I have been working with organizations of all kinds for fifty years or more-as a teacher and administrator in the university, as a consultant to corporations, as a board member, as a volunteer. Over the years, I have discussed with scores-perhaps even hundreds-of leaders their roles, their goals, and their performance. I have worked with manufacturing giants and tiny firms, with organizations that span the world and others that work with severely handicapped children in one small town. I have worked with some exceedingly bright executives and a few dummies, with people who talk a good deal about leadership and others who apparently never even think of themselves as leaders and who rarely, if ever, talk about leadership.
The lessons are unambiguous.
The first is that there may be "born leaders," but there surely are far too few to depend on them. Leadership must be learned and can be learned …

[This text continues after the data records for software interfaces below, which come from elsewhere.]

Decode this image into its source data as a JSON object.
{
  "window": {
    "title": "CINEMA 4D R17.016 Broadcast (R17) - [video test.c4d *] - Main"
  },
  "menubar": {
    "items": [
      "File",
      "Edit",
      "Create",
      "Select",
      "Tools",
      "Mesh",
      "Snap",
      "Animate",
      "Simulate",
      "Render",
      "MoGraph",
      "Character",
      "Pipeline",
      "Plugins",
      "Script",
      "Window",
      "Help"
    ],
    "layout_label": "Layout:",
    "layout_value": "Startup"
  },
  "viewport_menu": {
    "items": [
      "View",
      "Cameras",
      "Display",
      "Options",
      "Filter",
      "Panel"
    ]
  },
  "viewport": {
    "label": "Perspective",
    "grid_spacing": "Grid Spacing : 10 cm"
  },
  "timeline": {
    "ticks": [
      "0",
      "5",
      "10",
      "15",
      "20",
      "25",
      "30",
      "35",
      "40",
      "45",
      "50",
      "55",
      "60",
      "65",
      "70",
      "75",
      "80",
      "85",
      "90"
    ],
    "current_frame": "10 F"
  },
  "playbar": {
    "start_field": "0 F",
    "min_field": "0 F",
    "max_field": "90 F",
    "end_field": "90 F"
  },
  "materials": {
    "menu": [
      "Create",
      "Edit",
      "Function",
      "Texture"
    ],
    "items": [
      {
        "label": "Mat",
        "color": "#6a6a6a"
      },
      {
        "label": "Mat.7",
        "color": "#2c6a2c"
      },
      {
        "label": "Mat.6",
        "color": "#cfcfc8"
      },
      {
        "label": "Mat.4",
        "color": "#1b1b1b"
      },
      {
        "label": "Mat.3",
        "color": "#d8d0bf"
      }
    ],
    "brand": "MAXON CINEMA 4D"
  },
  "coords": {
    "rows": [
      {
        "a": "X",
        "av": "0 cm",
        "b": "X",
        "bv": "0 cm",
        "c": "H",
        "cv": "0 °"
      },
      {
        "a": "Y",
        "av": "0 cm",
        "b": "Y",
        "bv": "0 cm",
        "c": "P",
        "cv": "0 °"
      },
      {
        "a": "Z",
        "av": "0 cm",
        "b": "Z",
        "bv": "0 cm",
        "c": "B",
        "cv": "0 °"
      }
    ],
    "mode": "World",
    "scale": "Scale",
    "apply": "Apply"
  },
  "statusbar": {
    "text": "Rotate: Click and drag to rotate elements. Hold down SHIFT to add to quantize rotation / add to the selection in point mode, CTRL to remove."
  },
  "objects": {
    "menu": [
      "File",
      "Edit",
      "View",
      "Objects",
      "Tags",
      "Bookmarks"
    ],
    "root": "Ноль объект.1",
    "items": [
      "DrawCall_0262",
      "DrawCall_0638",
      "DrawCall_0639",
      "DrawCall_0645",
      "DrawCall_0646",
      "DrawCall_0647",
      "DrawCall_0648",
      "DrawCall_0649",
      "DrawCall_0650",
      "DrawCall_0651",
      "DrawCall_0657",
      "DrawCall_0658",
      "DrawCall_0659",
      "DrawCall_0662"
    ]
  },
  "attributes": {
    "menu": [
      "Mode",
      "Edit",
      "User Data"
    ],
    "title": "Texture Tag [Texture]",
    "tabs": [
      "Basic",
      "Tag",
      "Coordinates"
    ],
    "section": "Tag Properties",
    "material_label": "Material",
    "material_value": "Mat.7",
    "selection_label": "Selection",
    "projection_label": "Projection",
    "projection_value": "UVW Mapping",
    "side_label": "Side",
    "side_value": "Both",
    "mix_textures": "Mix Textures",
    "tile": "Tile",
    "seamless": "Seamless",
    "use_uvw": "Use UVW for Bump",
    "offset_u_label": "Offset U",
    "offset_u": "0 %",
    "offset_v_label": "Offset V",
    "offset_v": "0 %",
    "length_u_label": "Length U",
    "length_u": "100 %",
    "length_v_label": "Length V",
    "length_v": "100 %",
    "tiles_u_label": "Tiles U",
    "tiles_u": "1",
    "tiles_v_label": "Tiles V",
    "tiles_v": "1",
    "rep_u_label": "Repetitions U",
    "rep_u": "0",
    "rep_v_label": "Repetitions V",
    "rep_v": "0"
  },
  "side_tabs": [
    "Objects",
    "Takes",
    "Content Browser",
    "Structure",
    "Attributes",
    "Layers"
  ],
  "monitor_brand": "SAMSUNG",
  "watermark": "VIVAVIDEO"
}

The second major lesson is that "leadership personality," "leadership ...1